◆ **Work order**
The answer must be an exact copy of the records below, with every picture left out.

[Dataset items]
= = = = = = =
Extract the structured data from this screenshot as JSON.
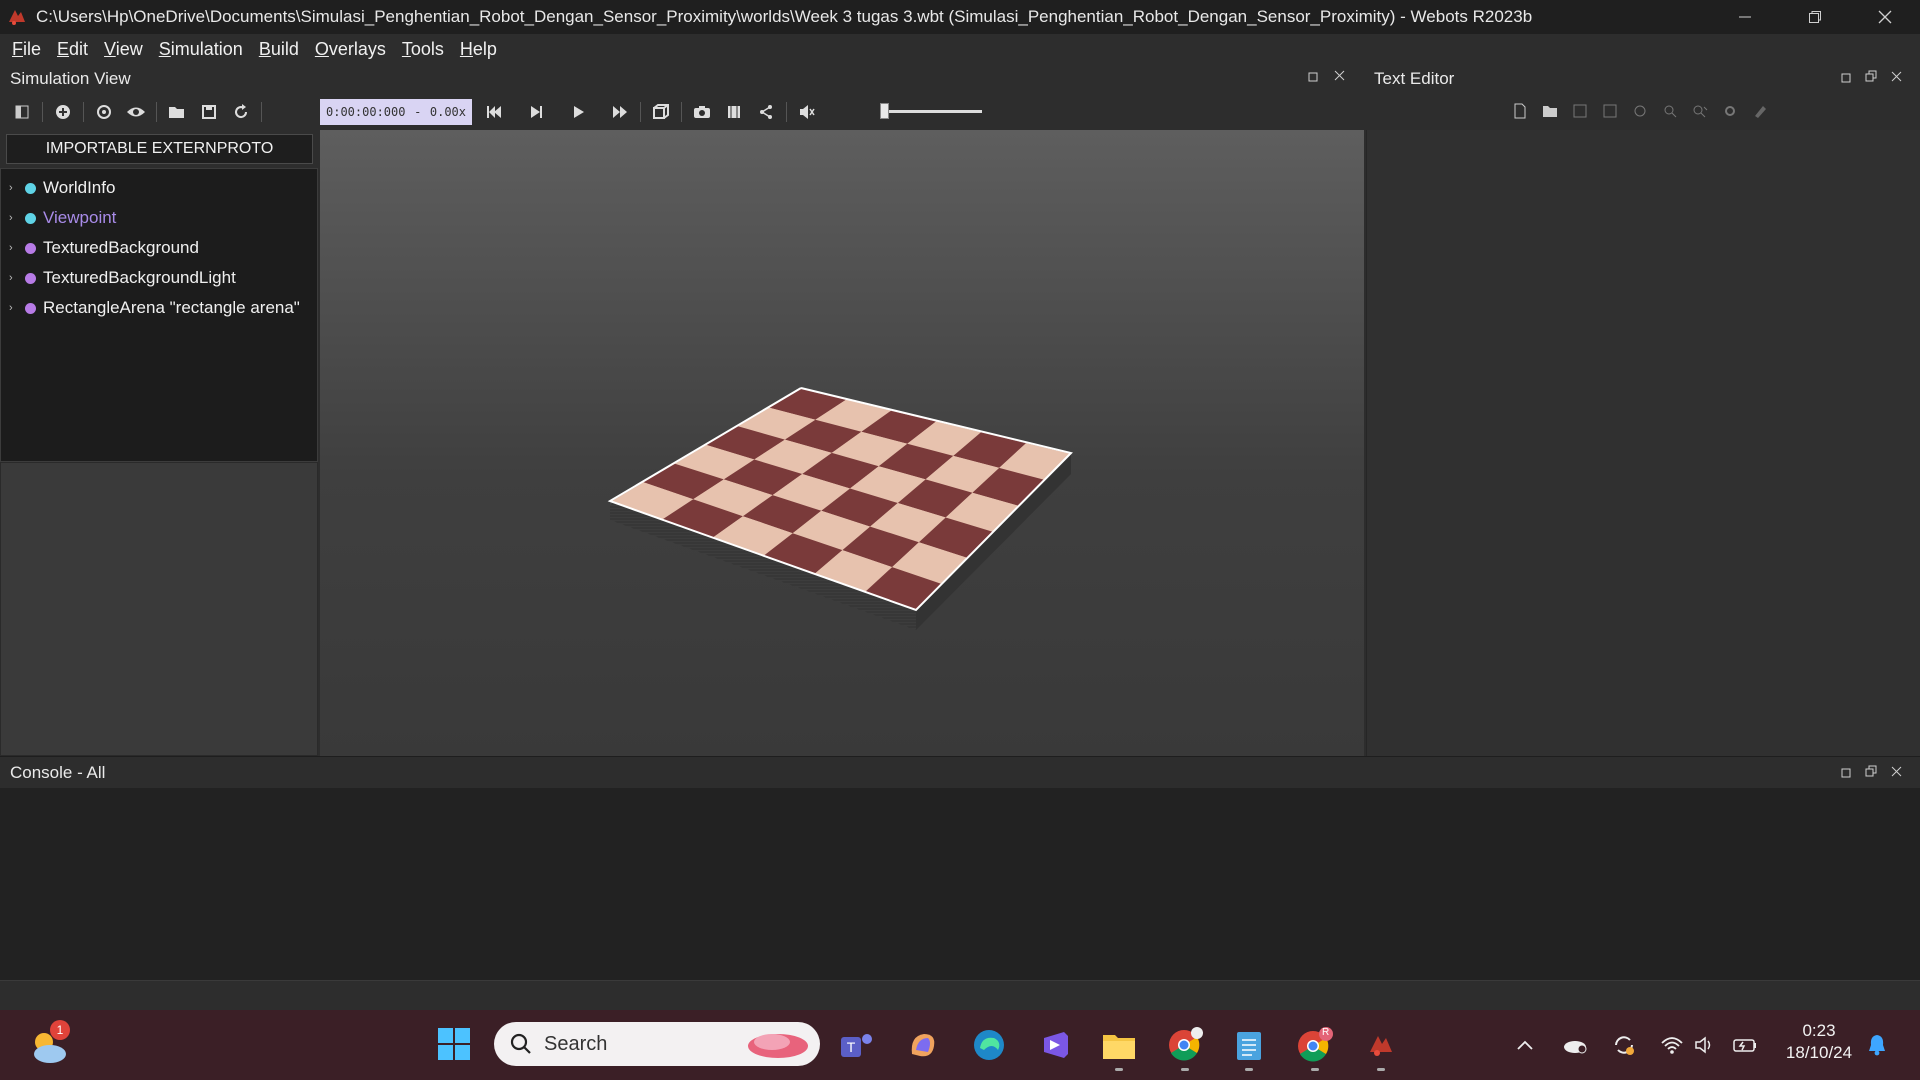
{
  "window": {
    "title": "C:\\Users\\Hp\\OneDrive\\Documents\\Simulasi_Penghentian_Robot_Dengan_Sensor_Proximity\\worlds\\Week 3 tugas 3.wbt (Simulasi_Penghentian_Robot_Dengan_Sensor_Proximity) - Webots R2023b",
    "controls": [
      "minimize",
      "restore",
      "close"
    ]
  },
  "menu": [
    {
      "key": "F",
      "rest": "ile"
    },
    {
      "key": "E",
      "rest": "dit"
    },
    {
      "key": "V",
      "rest": "iew"
    },
    {
      "key": "S",
      "rest": "imulation"
    },
    {
      "key": "B",
      "rest": "uild"
    },
    {
      "key": "O",
      "rest": "verlays"
    },
    {
      "key": "T",
      "rest": "ools"
    },
    {
      "key": "H",
      "rest": "elp"
    }
  ],
  "simulation_view": {
    "title": "Simulation View",
    "time": "0:00:00:000",
    "separator": "-",
    "speed": "0.00x"
  },
  "scene_tree": {
    "import_button": "IMPORTABLE EXTERNPROTO",
    "items": [
      {
        "label": "WorldInfo",
        "dot_color": "#5fd3e6",
        "label_color": "#f0f0f0"
      },
      {
        "label": "Viewpoint",
        "dot_color": "#5fd3e6",
        "label_color": "#a88be8"
      },
      {
        "label": "TexturedBackground",
        "dot_color": "#b77be6",
        "label_color": "#f0f0f0"
      },
      {
        "label": "TexturedBackgroundLight",
        "dot_color": "#b77be6",
        "label_color": "#f0f0f0"
      },
      {
        "label": "RectangleArena \"rectangle arena\"",
        "dot_color": "#b77be6",
        "label_color": "#f0f0f0"
      }
    ]
  },
  "text_editor": {
    "title": "Text Editor"
  },
  "console": {
    "title": "Console - All"
  },
  "taskbar": {
    "weather_badge": "1",
    "search_placeholder": "Search",
    "clock_time": "0:23",
    "clock_date": "18/10/24",
    "chrome_profile_badge": "R"
  },
  "colors": {
    "accent_time_box": "#d9d4f3",
    "taskbar_bg": "#3b1f26"
  }
}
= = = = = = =
◆ **Worked solution**
Extract the structured data from this screenshot as JSON.
{
  "window": {
    "title": "C:\\Users\\Hp\\OneDrive\\Documents\\Simulasi_Penghentian_Robot_Dengan_Sensor_Proximity\\worlds\\Week 3 tugas 3.wbt (Simulasi_Penghentian_Robot_Dengan_Sensor_Proximity) - Webots R2023b",
    "controls": [
      "minimize",
      "restore",
      "close"
    ]
  },
  "menu": [
    {
      "key": "F",
      "rest": "ile"
    },
    {
      "key": "E",
      "rest": "dit"
    },
    {
      "key": "V",
      "rest": "iew"
    },
    {
      "key": "S",
      "rest": "imulation"
    },
    {
      "key": "B",
      "rest": "uild"
    },
    {
      "key": "O",
      "rest": "verlays"
    },
    {
      "key": "T",
      "rest": "ools"
    },
    {
      "key": "H",
      "rest": "elp"
    }
  ],
  "simulation_view": {
    "title": "Simulation View",
    "time": "0:00:00:000",
    "separator": "-",
    "speed": "0.00x"
  },
  "scene_tree": {
    "import_button": "IMPORTABLE EXTERNPROTO",
    "items": [
      {
        "label": "WorldInfo",
        "dot_color": "#5fd3e6",
        "label_color": "#f0f0f0"
      },
      {
        "label": "Viewpoint",
        "dot_color": "#5fd3e6",
        "label_color": "#a88be8"
      },
      {
        "label": "TexturedBackground",
        "dot_color": "#b77be6",
        "label_color": "#f0f0f0"
      },
      {
        "label": "TexturedBackgroundLight",
        "dot_color": "#b77be6",
        "label_color": "#f0f0f0"
      },
      {
        "label": "RectangleArena \"rectangle arena\"",
        "dot_color": "#b77be6",
        "label_color": "#f0f0f0"
      }
    ]
  },
  "text_editor": {
    "title": "Text Editor"
  },
  "console": {
    "title": "Console - All"
  },
  "taskbar": {
    "weather_badge": "1",
    "search_placeholder": "Search",
    "clock_time": "0:23",
    "clock_date": "18/10/24",
    "chrome_profile_badge": "R"
  },
  "colors": {
    "accent_time_box": "#d9d4f3",
    "taskbar_bg": "#3b1f26"
  }
}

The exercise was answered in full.